a. Renewable Energy Investment: Energy companies invest in renewable energy sources, such as solar, wind, and hydroelectric power, to reduce greenhouse gas emissions.

b. Climate Change Mitigation: Implementing energy-efficient technologies and adopting low-carbon practices to combat climate change.

c. Indigenous Partnerships: Engaging with Indigenous communities in energy projects, fostering economic opportunities and respecting cultural heritage.

d. Emission Reduction Initiatives: Energy companies develop strategies to decrease emissions, including carbon capture and storage technologies.

  1. CSR in the Canadian Technology Industry:

a. Diversity and Inclusion: Emphasizing diversity and inclusion in the workplace, ensuring equal opportunities for all employees.

b. Data Privacy and Security: Prioritizing data protection and customer privacy, complying with relevant regulations.

c. Digital Inclusion: Working towards bridging the digital divide and providing access to technology in underserved communities.

d. E-waste Management: Implementing responsible e-waste management practices to reduce environmental impact.

  1. CSR Reporting and Transparency:

a. Integrated Reporting: Companies integrate financial and non-financial data in their reporting to provide a holistic view of their performance.

b. Global Reporting Initiative (GRI): Utilizing GRI standards to structure CSR reporting and ensure consistency and comparability.

c. Environmental, Social, and Governance (ESG) Reporting: Emphasizing ESG factors to inform stakeholders about a company’s sustainability performance.

d. Stakeholder Dialogue: Engaging in meaningful dialogues with stakeholders to gather feedback and ensure transparency in reporting.

  1. Challenges and Overcoming Barriers to CSR Implementation:

a. Resource Constraints: Limited resources may hinder the implementation of comprehensive CSR initiatives. Companies can start with small, impactful projects and gradually scale up.

b. Short-term Focus: Short-term financial pressures may overshadow long-term sustainability goals. Businesses should consider the long-term benefits of CSR for reputation and profitability.

c. Stakeholder Expectations: Meeting diverse stakeholder expectations can be challenging. Regularly engaging stakeholders helps in understanding their needs and aligning CSR initiatives accordingly.

d. Measurement and Evaluation: Measuring the impact of CSR initiatives can be complex. Companies should develop appropriate metrics and indicators to track progress.

e. Regulatory Uncertainty: Changing regulations and policies may create uncertainty. Staying informed and adapting to regulatory changes is essential.

  1. CSR and Sustainable Development Goals (SDGs):

a. Aligning with SDGs: Companies can align their CSR initiatives with specific SDGs to contribute to global development efforts.

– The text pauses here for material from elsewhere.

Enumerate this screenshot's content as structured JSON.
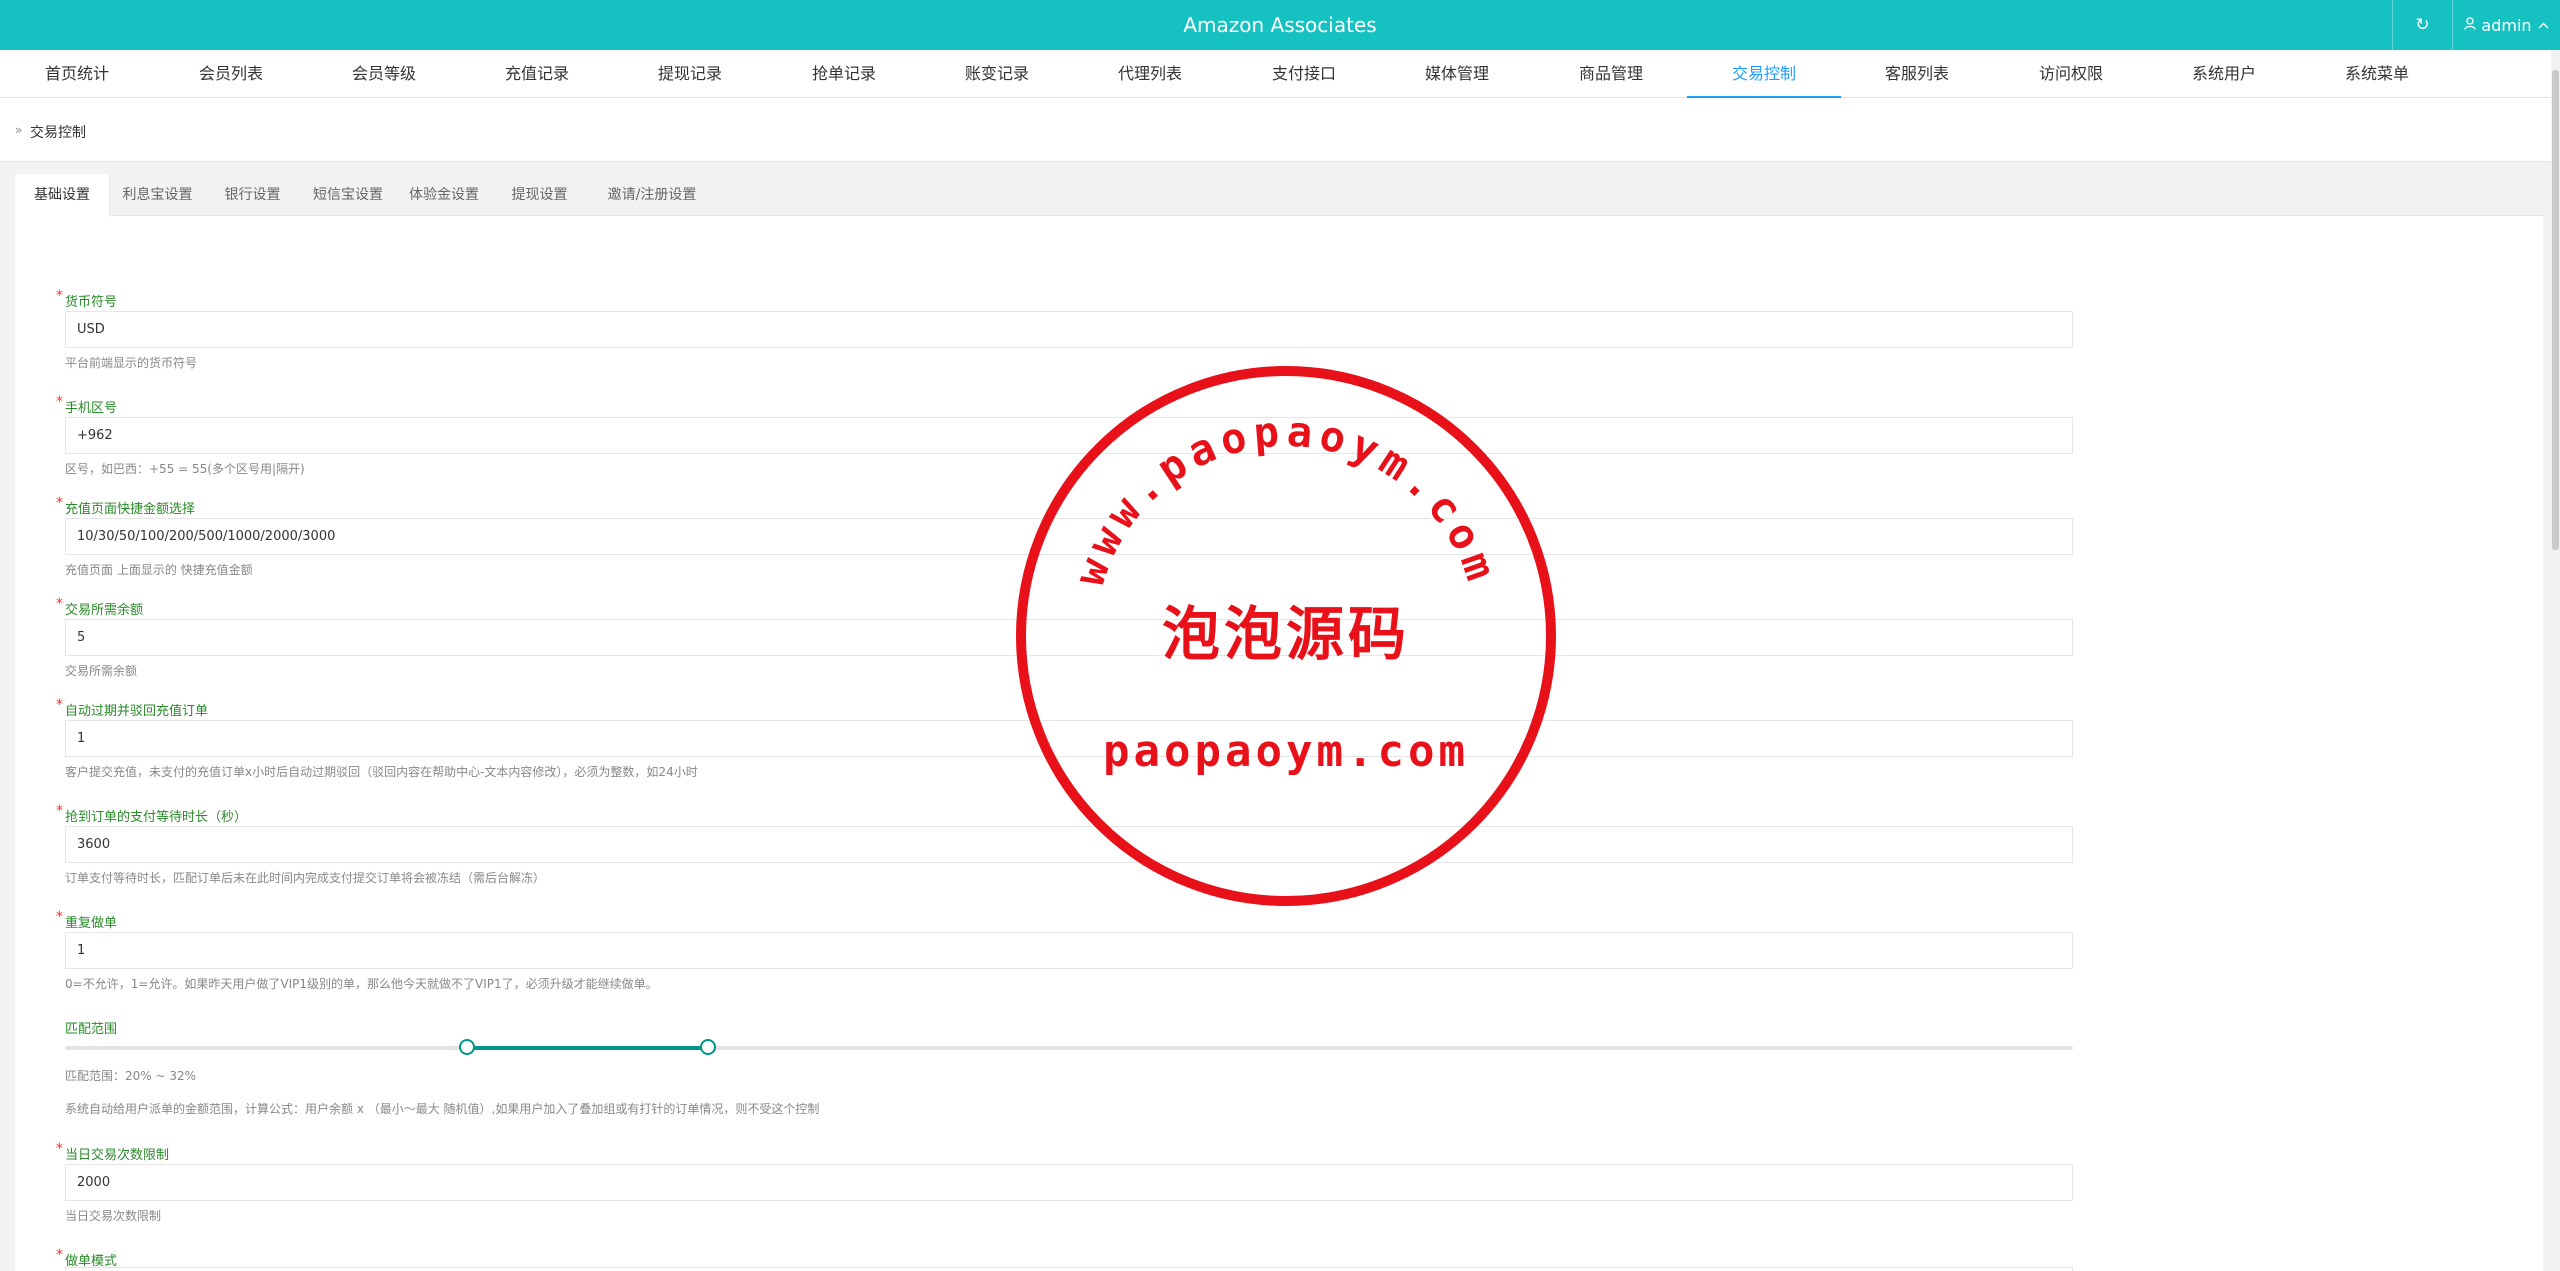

b. Responsible Consumption and Production: Encouraging responsible consumption and reducing waste through sustainable production practices.

c. Gender Equality and Decent Work: Promoting gender equality in the workplace and ensuring safe and fair working conditions.

d. Climate Action: Committing to carbon neutrality, energy efficiency, and renewable energy adoption to combat climate change.

  1. CSR and Social Innovation:

a. Social Innovation Initiatives: Businesses can drive social innovation through programs that address social challenges with innovative solutions.

b. Collaborative Partnerships: Partnering with other businesses, NGOs, governments, and academia to leverage collective expertise and resources.

c. Supporting Social Entrepreneurs: Encouraging and supporting social entrepreneurs who develop innovative solutions to societal problems.

  1. The Future of CSR in Canada:

a. Emphasis on Environmental Sustainability: The future of CSR will likely involve a greater focus on environmental sustainability and addressing climate change.

b. Digital Responsibility: Companies will need to navigate ethical considerations related to data privacy, artificial intelligence, and digital innovation.

c. Inclusive Business Models: Embracing inclusive business models that prioritize diversity and social equity will be a key aspect of CSR.


Canadian Corporate Social Responsibility plays a vital role in fostering sustainable business practices that benefit society, the environment, and the economy.